3. Liability to taxation under the Orissa Sales Tax Act can arise only when there be any sale. For creating liability under the Sales Tax Act by making assessment, the initial burden would be on the revenue to show that there has been a sale. No presumption is available to be raised that a forest contractor has sold forest materials. A lease of a coupe may be taken, but the lessee may not be able to operate at all. The lease may be cancelled. The lessee for some reason or other may not be able to exploit the forest. All the extractions may be washed away by flood, as in the instant case a part has been found to have been washed away by floods in the river Brahmani. Therefore, merely from the fact that the assessee took some forest leases, by inference, it cannot be assumed that he has sold and the extent of sale on the basis of the lease money cannot be estimated. The learned standing counsel accepted the position that the assessee has not been taxed in respect of every quarter as during certain quarters he was found to have effected no sales. If that could be the position in regard to some quarters, that could also be the position for other quarters, unless on the basis of evidence it can be found that during those quarters, the assessee did effect sales. There does not seem to be any material on record to hold that the assessee has effected sales. Our answer to the first question, therefore, shall be that on the basis of the materials on record we hold that no material is available to hold that the assessee has effected any sale of timber at all.

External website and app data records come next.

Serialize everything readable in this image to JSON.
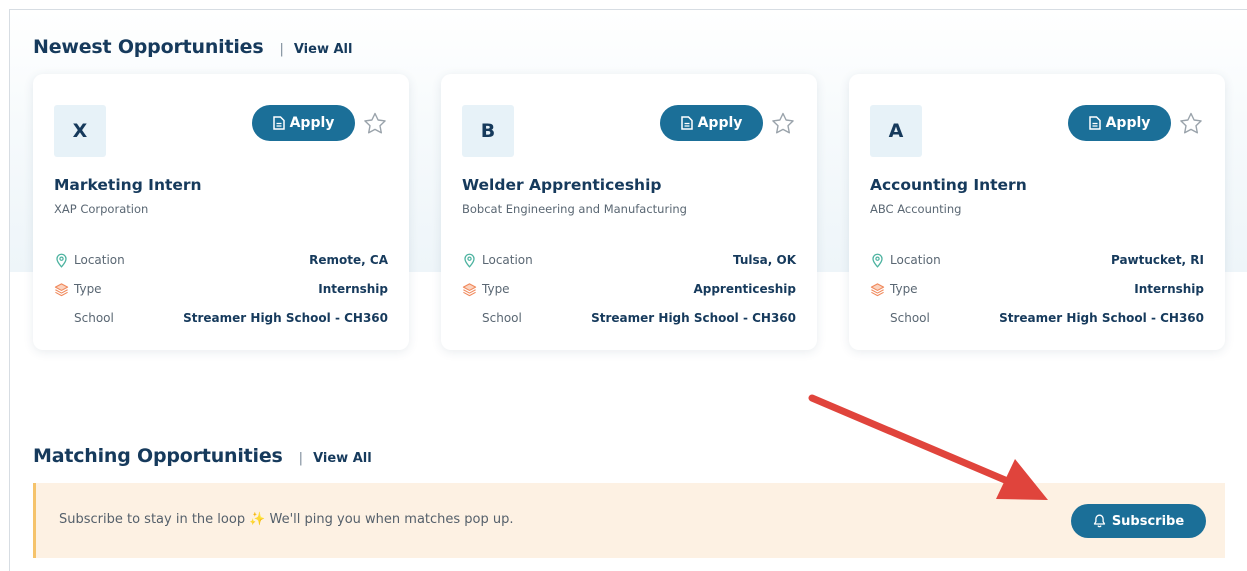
{
  "newest": {
    "title": "Newest Opportunities",
    "separator": "|",
    "view_all": "View All"
  },
  "labels": {
    "apply": "Apply",
    "location": "Location",
    "type": "Type",
    "school": "School"
  },
  "cards": [
    {
      "logo_letter": "X",
      "title": "Marketing Intern",
      "company": "XAP Corporation",
      "location": "Remote, CA",
      "type": "Internship",
      "school": "Streamer High School - CH360"
    },
    {
      "logo_letter": "B",
      "title": "Welder Apprenticeship",
      "company": "Bobcat Engineering and Manufacturing",
      "location": "Tulsa, OK",
      "type": "Apprenticeship",
      "school": "Streamer High School - CH360"
    },
    {
      "logo_letter": "A",
      "title": "Accounting Intern",
      "company": "ABC Accounting",
      "location": "Pawtucket, RI",
      "type": "Internship",
      "school": "Streamer High School - CH360"
    }
  ],
  "matching": {
    "title": "Matching Opportunities",
    "separator": "|",
    "view_all": "View All",
    "banner_text": "Subscribe to stay in the loop ✨ We'll ping you when matches pop up.",
    "subscribe_label": "Subscribe"
  },
  "icons": {
    "apply": "document-icon",
    "favorite": "star-outline-icon",
    "location": "map-pin-icon",
    "type": "layers-icon",
    "subscribe": "bell-icon",
    "annotation": "red-arrow-annotation"
  },
  "colors": {
    "primary": "#1b6f98",
    "heading": "#163a5c",
    "banner_bg": "#fdf1e3",
    "banner_accent": "#f5c36b",
    "location_icon": "#4db3a0",
    "type_icon": "#f08a5d",
    "annotation_arrow": "#e0443c"
  }
}
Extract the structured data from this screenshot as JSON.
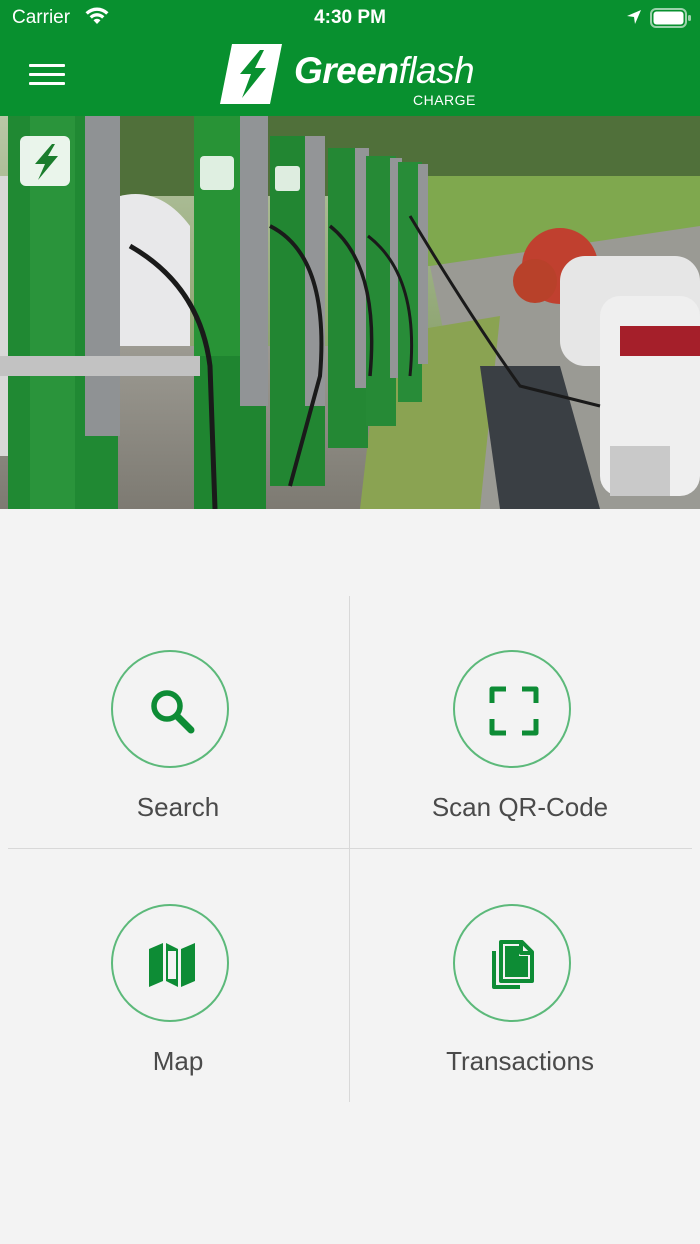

4. In view of the aforesaid finding, that there is no material to hold that the assessee effected any sale, the question as to whether such sale was outside the jurisdiction of the Sales Tax Officer, Dhenkanal Circle, does not fall to be determined. Such a question would require answer provided there would be sales. We, therefore, decline to answer the second question as it is academic and does not arise for determination in view of the finding that the revenue has failed to establish that any sales were effected by the dealer.
5. We direct both parties to bear their own costs.
B.K. Ray, J.